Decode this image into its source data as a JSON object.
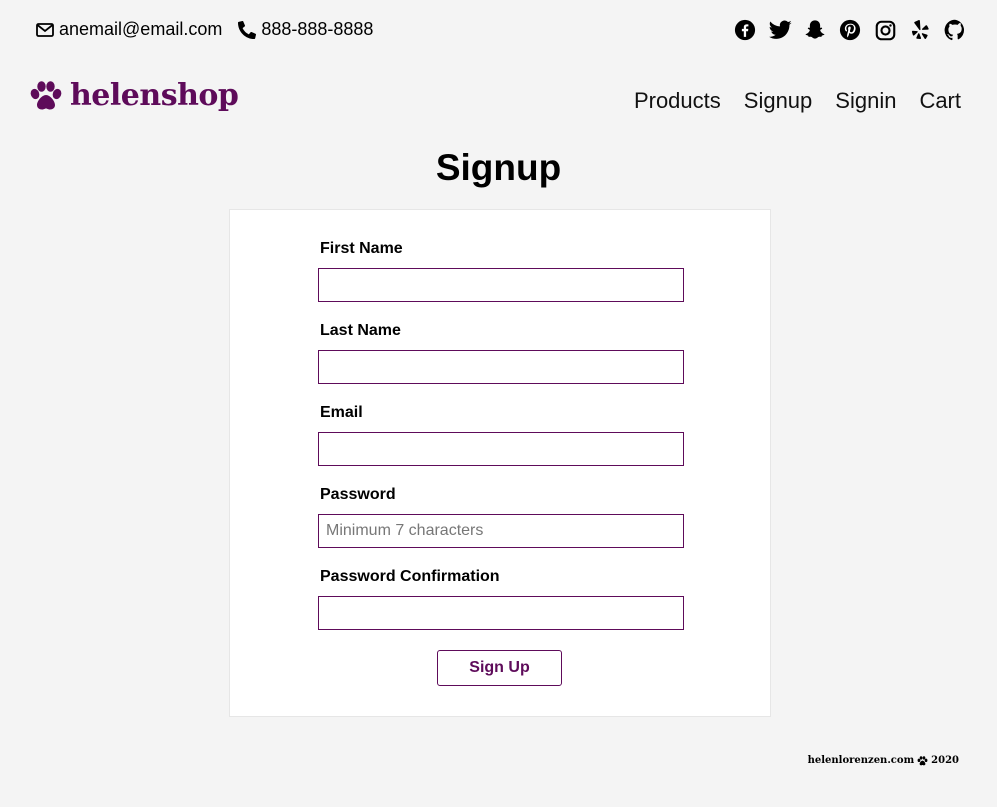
{
  "contact": {
    "email": "anemail@email.com",
    "phone": "888-888-8888",
    "email_icon": "envelope-icon",
    "phone_icon": "phone-icon"
  },
  "social": [
    "facebook-icon",
    "twitter-icon",
    "snapchat-icon",
    "pinterest-icon",
    "instagram-icon",
    "yelp-icon",
    "github-icon"
  ],
  "brand": {
    "name": "helenshop",
    "icon": "paw-icon",
    "color": "#5e0b5a"
  },
  "nav": {
    "products": "Products",
    "signup": "Signup",
    "signin": "Signin",
    "cart": "Cart"
  },
  "page": {
    "title": "Signup"
  },
  "form": {
    "first_name": {
      "label": "First Name",
      "placeholder": "",
      "value": ""
    },
    "last_name": {
      "label": "Last Name",
      "placeholder": "",
      "value": ""
    },
    "email": {
      "label": "Email",
      "placeholder": "",
      "value": ""
    },
    "password": {
      "label": "Password",
      "placeholder": "Minimum 7 characters",
      "value": ""
    },
    "password_confirmation": {
      "label": "Password Confirmation",
      "placeholder": "",
      "value": ""
    },
    "submit_label": "Sign Up"
  },
  "footer": {
    "site": "helenlorenzen.com",
    "year": "2020"
  }
}
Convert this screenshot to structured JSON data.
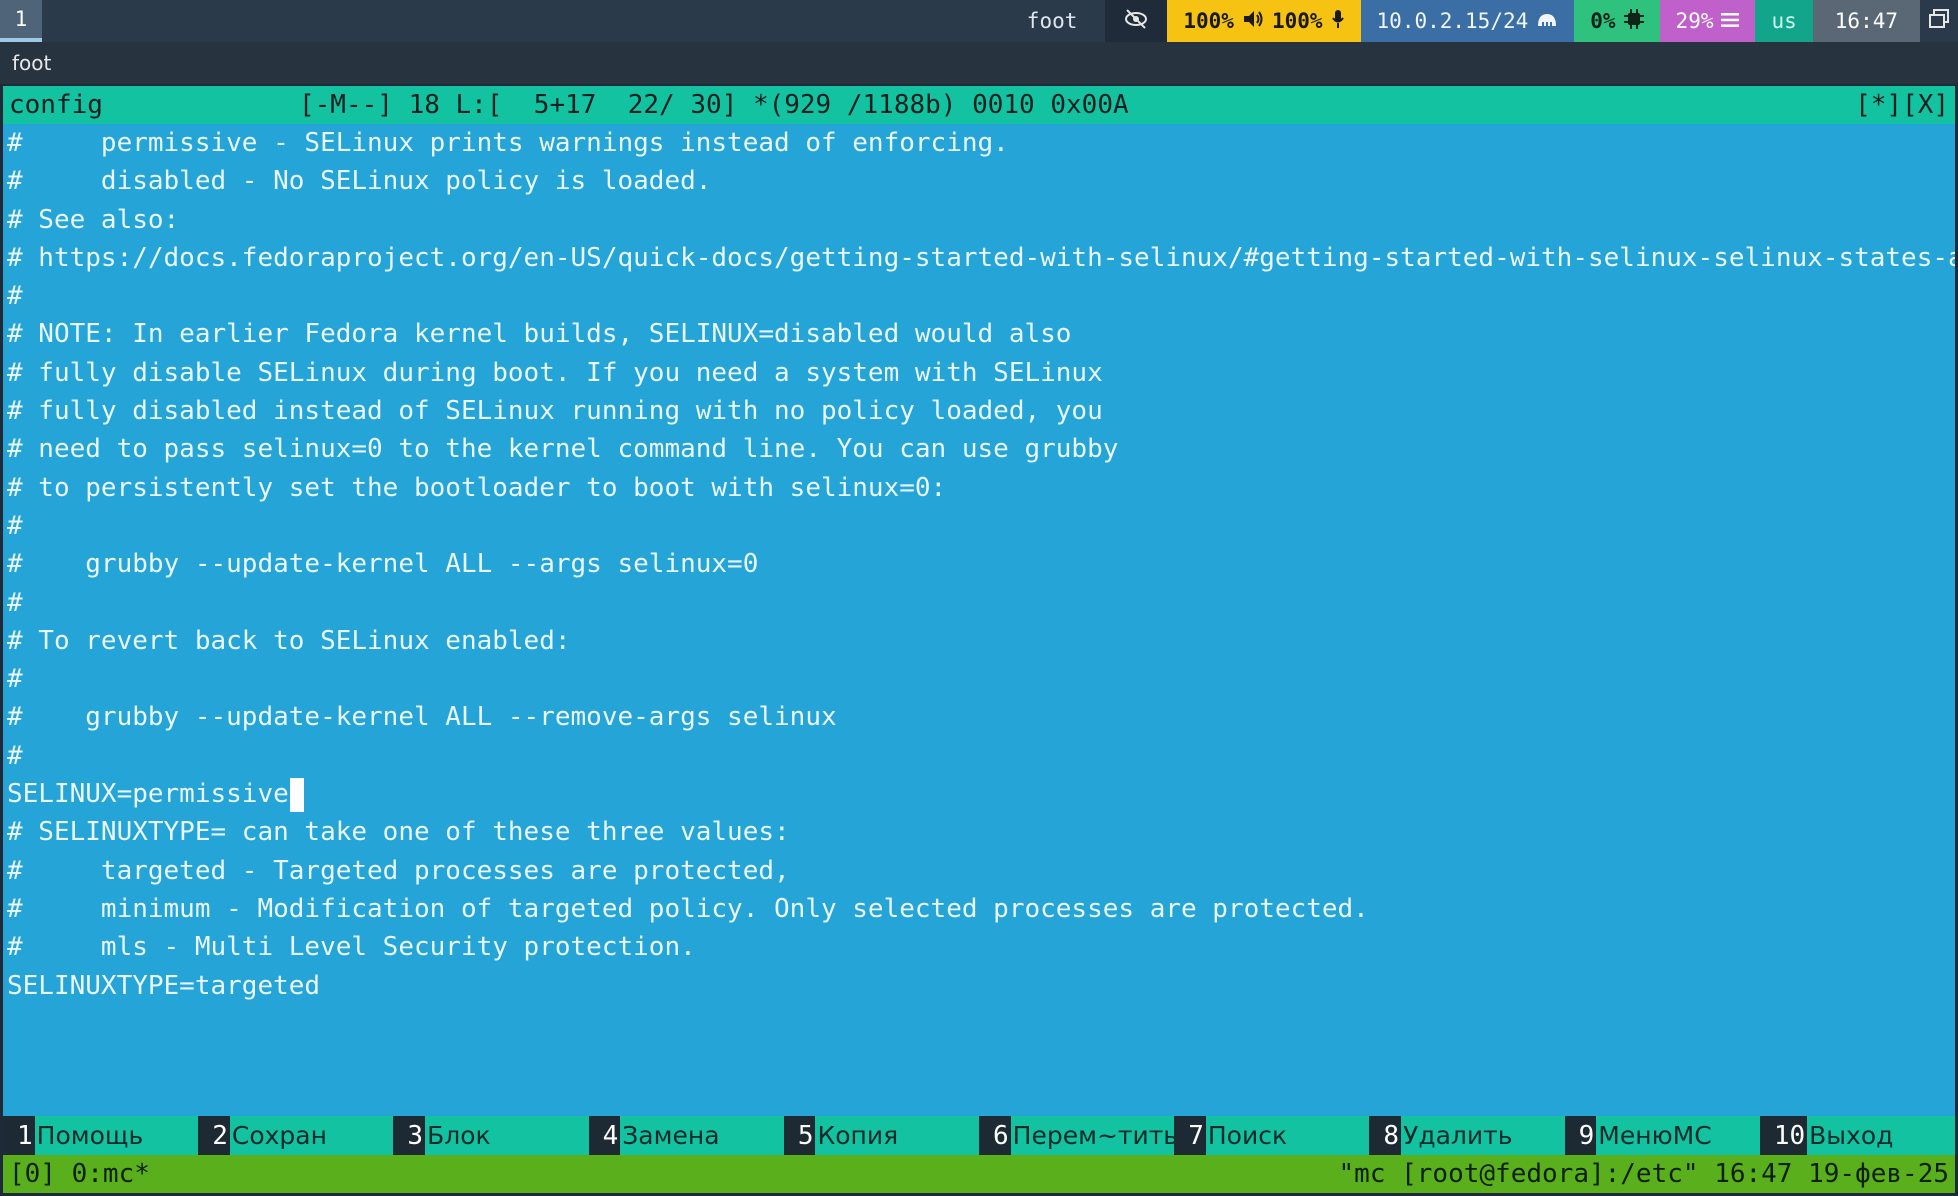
{
  "bar": {
    "workspace": "1",
    "window_title": "foot",
    "volume": "100%",
    "mic": "100%",
    "network": "10.0.2.15/24",
    "cpu": "0%",
    "memory": "29%",
    "keyboard": "us",
    "clock": "16:47"
  },
  "foot_title": "foot",
  "status": {
    "filename": "config",
    "info": "[-M--] 18 L:[  5+17  22/ 30] *(929 /1188b) 0010 0x00A",
    "flags": "[*][X]"
  },
  "editor": {
    "lines": [
      "#     permissive - SELinux prints warnings instead of enforcing.",
      "#     disabled - No SELinux policy is loaded.",
      "# See also:",
      "# https://docs.fedoraproject.org/en-US/quick-docs/getting-started-with-selinux/#getting-started-with-selinux-selinux-states-and",
      "#",
      "# NOTE: In earlier Fedora kernel builds, SELINUX=disabled would also",
      "# fully disable SELinux during boot. If you need a system with SELinux",
      "# fully disabled instead of SELinux running with no policy loaded, you",
      "# need to pass selinux=0 to the kernel command line. You can use grubby",
      "# to persistently set the bootloader to boot with selinux=0:",
      "#",
      "#    grubby --update-kernel ALL --args selinux=0",
      "#",
      "# To revert back to SELinux enabled:",
      "#",
      "#    grubby --update-kernel ALL --remove-args selinux",
      "#",
      "SELINUX=permissive",
      "# SELINUXTYPE= can take one of these three values:",
      "#     targeted - Targeted processes are protected,",
      "#     minimum - Modification of targeted policy. Only selected processes are protected.",
      "#     mls - Multi Level Security protection.",
      "SELINUXTYPE=targeted"
    ]
  },
  "fkeys": [
    {
      "num": "1",
      "label": "Помощь"
    },
    {
      "num": "2",
      "label": "Сохран"
    },
    {
      "num": "3",
      "label": "Блок"
    },
    {
      "num": "4",
      "label": "Замена"
    },
    {
      "num": "5",
      "label": "Копия"
    },
    {
      "num": "6",
      "label": "Перем~тить"
    },
    {
      "num": "7",
      "label": "Поиск"
    },
    {
      "num": "8",
      "label": "Удалить"
    },
    {
      "num": "9",
      "label": "МенюMC"
    },
    {
      "num": "10",
      "label": "Выход"
    }
  ],
  "tmux": {
    "left": "[0] 0:mc*",
    "right": "\"mc [root@fedora]:/etc\" 16:47 19-фев-25"
  },
  "icons": {
    "privacy": "eye-slash-icon",
    "volume": "speaker-icon",
    "mic": "microphone-icon",
    "network": "ethernet-icon",
    "cpu": "cpu-chip-icon",
    "memory": "memory-bars-icon",
    "window": "window-stack-icon"
  },
  "colors": {
    "terminal_bg": "#24a4d7",
    "status_bg": "#13c2a0",
    "tmux_bg": "#5aaf1c"
  }
}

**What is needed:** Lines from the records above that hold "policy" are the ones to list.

**Answer to this task:**
      "#     disabled - No SELinux policy is loaded.",
      "# fully disabled instead of SELinux running with no policy loaded, you",
      "#     minimum - Modification of targeted policy. Only selected processes are protected.",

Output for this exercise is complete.